Winter and cats
Date: Thu, 31 Dec 1998 09:15:40 -0600 Subject: FEL-L: Winter housing for small cats
I am considering keeping a mated pair of Geoffrey's cats permanently outdoors. I live in southern Wisconsin where winter temperatures can get as low as –10 degrees farenheit. What would be the best way to house them given that they cannot be kept in the house?
Date: Thu, 31 Dec 1998 13:23:52 EST Subject: Re: FEL-L: Winter housing for small cats
There is a lot of different ways you could go. To start with I would say an area that the cats are dry and protected from the wind and eliminates. Wind chill effects worm blood mammals, so you need to be sure they are protected from the wind. If these cats have been outside they will have grown winter coats. If they have not been outside you should have some kind of supplemental heat source for them until they have climates.
I have built houses for my outsiders, and fill them with alfalfa hay. The cats really like the alfalfa, it's almost like cat nip to them. I change the alfalfa hay in the spring and add more in the fall of the year for winter. You can also use carriers for houses. Take the doors off, put a piece of 3/4" plywood in on the bottom half of the opening, use duck tape to cover the vent holes on the top half, and fill with alfalfa hay. Be sure that the hay is real alfalfa. For some reason the alfalfa hay does not afford a home for spiders or other insects, and the cats can bed it down to their liking.
Water is another biggy. They need water, and you will need to have a heated water dish, unless you have the time to change their water three or four times a day, assuming the water is frozen. This can be a real problem if you are talking about bobs. They love water, water to play in, water to go potty in. To prevent this problem, I put my heated dish off the surface (12"-15"), and placed so they can't get over the top of the dish. You also have to be very careful of the electric cord, so they can't chew on it.
I live in Eastern Washington State and our winter temps have been -28 degrees for a week or 10 days at a time. I have had no winter related health problems with my kids. A little common sense, and judgment will go a long ways. Try to put your self in the cats place. TBR
Date: Thu, 31 Dec 1998 17:24:43 -0800 Subject: Re: FEL-L: Winter housing for small cats
Also you can get an old crock pot for a few dollars from a yard sale or something and just put it on low to use as a heated water dish. Tie it firmly to the side of the cage and put the cord going to the back and going out of the cage.
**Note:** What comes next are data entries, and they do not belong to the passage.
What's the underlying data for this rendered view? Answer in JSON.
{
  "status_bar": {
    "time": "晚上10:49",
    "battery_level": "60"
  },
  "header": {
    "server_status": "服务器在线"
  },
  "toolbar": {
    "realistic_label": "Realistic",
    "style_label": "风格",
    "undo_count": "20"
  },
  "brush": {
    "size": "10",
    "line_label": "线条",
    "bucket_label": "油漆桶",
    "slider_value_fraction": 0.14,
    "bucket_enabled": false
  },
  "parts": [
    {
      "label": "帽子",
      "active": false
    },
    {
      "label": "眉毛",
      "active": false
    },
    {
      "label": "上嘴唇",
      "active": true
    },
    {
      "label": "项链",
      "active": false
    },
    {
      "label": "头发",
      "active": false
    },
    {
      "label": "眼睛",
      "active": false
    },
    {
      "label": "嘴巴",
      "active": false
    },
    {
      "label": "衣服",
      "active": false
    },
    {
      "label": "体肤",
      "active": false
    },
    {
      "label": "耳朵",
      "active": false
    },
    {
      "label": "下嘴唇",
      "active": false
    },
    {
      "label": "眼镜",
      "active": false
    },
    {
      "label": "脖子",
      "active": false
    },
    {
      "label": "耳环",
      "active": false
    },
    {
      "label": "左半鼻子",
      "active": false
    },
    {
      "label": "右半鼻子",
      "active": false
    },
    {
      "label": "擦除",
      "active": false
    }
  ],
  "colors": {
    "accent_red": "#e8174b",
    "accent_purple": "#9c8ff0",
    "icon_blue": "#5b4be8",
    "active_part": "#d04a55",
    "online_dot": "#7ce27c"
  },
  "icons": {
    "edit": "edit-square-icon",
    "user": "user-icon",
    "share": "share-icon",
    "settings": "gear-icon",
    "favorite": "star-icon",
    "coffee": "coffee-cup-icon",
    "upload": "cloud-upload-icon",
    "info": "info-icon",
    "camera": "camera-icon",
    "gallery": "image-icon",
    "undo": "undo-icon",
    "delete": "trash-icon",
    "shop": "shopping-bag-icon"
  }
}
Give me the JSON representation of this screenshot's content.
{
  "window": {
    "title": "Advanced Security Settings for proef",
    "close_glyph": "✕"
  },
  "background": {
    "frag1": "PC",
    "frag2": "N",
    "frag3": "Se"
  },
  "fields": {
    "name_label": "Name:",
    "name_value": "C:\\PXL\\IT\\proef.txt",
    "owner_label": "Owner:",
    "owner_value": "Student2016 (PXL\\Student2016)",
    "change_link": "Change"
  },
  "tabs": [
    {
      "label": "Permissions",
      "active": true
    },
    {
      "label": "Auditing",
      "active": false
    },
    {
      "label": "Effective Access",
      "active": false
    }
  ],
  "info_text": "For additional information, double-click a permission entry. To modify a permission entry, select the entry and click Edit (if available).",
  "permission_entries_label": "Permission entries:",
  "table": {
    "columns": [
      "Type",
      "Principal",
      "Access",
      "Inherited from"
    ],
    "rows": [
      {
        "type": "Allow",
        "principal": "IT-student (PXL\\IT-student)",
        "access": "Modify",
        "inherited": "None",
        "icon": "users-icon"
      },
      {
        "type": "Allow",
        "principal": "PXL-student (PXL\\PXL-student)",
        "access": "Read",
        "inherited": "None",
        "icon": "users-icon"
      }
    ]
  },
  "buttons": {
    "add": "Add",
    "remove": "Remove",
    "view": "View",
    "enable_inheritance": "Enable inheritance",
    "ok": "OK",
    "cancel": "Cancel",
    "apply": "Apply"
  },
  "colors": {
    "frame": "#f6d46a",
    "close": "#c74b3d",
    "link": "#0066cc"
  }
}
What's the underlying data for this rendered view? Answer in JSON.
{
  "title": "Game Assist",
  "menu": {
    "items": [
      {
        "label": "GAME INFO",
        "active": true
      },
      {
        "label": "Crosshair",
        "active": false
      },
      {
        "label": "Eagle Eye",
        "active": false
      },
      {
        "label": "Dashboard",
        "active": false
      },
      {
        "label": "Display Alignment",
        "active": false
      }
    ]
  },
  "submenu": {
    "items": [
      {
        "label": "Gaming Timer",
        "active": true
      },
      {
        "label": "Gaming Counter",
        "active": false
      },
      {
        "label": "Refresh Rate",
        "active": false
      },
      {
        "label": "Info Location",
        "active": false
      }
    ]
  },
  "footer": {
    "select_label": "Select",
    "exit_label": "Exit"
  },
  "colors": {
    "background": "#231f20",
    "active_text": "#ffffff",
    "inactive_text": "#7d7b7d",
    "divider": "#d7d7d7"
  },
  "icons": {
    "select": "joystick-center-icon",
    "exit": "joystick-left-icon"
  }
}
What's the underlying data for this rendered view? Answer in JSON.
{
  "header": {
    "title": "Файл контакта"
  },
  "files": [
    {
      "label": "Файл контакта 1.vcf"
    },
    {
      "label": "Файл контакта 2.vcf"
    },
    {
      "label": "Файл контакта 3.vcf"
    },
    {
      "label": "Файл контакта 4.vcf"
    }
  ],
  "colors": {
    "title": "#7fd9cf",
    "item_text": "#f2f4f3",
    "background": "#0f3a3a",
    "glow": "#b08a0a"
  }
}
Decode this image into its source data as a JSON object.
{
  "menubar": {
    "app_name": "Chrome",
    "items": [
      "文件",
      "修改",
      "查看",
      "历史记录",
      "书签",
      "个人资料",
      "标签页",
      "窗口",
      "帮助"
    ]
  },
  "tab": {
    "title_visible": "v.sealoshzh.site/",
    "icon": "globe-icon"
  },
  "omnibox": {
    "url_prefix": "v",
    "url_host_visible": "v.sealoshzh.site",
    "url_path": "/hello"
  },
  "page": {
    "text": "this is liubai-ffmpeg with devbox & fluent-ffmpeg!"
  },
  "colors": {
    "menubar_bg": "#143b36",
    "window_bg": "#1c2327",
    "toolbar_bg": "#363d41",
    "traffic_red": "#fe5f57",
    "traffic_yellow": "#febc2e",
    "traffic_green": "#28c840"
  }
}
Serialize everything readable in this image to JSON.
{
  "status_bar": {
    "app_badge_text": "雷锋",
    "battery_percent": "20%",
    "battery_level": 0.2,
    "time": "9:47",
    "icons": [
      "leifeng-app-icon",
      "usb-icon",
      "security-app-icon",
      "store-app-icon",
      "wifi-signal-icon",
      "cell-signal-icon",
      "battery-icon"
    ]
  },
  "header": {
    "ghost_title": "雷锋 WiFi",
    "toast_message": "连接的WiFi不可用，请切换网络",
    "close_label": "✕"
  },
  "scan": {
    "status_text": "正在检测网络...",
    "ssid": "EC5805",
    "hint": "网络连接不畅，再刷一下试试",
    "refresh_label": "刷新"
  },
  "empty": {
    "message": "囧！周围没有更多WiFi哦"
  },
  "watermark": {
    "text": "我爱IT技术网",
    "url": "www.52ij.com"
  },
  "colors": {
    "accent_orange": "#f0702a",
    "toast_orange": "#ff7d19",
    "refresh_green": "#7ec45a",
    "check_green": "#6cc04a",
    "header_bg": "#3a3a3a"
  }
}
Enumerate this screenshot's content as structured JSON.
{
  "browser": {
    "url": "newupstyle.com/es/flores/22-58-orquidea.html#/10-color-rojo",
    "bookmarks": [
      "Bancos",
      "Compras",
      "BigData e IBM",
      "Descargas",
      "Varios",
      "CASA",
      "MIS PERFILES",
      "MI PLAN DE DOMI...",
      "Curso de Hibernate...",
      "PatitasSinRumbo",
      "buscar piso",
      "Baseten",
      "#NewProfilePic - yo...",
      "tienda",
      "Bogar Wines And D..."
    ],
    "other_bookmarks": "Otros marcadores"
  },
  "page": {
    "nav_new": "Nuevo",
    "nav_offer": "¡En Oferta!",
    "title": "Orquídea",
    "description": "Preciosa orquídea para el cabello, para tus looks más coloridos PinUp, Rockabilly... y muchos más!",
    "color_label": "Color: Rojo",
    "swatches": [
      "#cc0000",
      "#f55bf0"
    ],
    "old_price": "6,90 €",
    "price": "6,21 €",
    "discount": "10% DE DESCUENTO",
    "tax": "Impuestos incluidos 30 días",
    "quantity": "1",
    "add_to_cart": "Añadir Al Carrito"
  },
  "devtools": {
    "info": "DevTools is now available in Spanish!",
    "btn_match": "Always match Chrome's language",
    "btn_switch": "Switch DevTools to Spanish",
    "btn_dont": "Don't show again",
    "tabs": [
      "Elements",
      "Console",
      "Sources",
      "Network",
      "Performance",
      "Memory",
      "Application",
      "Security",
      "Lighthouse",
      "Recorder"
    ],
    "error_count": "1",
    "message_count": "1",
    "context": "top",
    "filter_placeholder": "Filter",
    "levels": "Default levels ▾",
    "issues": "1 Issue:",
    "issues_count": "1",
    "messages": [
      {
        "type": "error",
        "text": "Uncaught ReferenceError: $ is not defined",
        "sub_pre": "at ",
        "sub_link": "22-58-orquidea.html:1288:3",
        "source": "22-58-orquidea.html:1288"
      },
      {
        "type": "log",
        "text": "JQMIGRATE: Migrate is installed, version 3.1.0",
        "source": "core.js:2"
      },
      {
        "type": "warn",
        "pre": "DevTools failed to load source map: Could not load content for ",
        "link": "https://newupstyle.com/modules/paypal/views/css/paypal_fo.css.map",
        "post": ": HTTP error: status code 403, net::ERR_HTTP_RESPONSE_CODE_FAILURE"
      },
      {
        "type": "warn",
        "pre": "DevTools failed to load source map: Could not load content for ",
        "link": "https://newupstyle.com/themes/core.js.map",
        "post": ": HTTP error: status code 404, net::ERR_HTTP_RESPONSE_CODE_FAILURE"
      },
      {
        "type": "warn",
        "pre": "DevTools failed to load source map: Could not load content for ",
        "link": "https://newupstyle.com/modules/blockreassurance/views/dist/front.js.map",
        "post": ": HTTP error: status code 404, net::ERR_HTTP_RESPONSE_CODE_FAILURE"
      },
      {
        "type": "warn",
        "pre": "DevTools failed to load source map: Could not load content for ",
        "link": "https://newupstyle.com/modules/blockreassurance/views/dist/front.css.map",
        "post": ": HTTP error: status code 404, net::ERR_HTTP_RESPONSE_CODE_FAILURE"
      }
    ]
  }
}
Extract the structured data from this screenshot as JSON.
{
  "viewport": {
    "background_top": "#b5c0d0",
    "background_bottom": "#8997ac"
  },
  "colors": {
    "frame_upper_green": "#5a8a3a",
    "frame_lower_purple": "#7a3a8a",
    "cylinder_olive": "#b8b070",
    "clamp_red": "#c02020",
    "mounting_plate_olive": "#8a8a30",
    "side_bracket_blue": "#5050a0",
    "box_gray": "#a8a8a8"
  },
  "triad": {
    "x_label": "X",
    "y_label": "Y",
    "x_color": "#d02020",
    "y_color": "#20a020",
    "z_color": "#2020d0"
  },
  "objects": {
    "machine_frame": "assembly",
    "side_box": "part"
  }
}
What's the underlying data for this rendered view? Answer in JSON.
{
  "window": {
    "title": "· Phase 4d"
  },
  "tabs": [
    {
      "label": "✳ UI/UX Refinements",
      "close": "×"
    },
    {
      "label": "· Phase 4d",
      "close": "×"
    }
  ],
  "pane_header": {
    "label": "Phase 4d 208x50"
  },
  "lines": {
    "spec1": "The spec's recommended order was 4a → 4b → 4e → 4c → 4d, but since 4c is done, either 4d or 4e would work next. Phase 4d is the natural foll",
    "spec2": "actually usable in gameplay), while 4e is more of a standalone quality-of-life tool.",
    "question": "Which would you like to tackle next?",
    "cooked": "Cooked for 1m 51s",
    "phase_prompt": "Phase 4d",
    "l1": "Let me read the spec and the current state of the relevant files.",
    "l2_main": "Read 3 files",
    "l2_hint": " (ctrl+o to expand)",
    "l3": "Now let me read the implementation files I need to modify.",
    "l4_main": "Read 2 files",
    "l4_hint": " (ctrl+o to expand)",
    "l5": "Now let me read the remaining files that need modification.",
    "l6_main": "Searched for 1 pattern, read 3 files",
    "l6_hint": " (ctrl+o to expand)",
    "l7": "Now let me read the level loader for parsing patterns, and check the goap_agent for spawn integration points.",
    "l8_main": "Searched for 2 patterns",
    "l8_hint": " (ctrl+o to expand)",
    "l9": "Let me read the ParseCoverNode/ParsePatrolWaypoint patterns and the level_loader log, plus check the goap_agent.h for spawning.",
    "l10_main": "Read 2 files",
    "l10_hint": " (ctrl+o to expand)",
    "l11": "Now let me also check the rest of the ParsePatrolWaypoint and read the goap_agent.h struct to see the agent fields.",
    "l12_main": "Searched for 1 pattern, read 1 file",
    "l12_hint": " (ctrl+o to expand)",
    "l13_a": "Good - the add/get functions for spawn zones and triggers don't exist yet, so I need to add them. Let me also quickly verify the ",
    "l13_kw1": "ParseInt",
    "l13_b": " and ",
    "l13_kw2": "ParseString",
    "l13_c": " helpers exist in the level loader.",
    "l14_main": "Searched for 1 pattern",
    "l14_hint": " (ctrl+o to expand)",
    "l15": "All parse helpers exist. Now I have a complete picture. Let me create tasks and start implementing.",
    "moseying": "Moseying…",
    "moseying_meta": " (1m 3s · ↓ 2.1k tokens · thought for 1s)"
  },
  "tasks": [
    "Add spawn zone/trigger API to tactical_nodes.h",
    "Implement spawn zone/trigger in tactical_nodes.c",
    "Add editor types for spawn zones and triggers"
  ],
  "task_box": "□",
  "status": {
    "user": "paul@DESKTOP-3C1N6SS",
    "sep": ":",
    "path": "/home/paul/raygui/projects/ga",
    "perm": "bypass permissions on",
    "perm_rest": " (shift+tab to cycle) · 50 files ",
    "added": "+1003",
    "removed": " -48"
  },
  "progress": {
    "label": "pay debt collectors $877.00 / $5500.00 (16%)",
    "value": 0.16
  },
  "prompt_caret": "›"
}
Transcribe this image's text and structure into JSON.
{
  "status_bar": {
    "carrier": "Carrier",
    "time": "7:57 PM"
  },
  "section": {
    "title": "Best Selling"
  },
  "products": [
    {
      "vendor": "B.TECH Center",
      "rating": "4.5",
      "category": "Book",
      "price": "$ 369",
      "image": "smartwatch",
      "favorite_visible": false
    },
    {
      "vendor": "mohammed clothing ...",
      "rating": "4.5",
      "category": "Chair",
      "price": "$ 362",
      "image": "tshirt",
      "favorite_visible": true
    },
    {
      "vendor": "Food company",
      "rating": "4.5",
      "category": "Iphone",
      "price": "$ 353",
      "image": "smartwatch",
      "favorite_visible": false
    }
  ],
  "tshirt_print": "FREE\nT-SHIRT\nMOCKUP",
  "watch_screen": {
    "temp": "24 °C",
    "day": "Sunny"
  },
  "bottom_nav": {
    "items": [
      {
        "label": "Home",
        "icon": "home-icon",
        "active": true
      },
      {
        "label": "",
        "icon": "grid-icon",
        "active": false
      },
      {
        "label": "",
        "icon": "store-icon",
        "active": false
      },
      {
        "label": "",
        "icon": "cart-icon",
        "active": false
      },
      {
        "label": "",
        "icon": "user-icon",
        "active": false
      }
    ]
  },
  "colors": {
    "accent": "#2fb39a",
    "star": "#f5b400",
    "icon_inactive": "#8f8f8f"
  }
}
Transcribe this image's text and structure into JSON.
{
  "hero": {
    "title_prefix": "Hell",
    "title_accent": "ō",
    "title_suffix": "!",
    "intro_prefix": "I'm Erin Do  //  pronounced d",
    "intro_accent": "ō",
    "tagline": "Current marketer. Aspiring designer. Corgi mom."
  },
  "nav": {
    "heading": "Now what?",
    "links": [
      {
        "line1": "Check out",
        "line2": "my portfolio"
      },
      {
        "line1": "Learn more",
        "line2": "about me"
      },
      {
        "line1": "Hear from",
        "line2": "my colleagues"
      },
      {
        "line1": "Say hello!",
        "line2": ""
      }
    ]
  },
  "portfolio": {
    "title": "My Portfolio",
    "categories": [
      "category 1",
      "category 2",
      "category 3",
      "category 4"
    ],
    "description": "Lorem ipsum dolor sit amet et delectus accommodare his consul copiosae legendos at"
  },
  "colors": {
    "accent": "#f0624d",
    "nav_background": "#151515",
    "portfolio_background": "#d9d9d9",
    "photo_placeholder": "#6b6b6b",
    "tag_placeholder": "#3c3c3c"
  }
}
If they play too much a cement block or a few bricks stacked around the thing will usually keep them from tearing stuff up too much. You do need to check it often for the first few days you use this method to see how the cat is doing with it and to make sure that you keep enough water in the thing so it doesn't go dry and burn up the crock pot. Once you get one settled checking water once a day has worked well for me. Glenda :)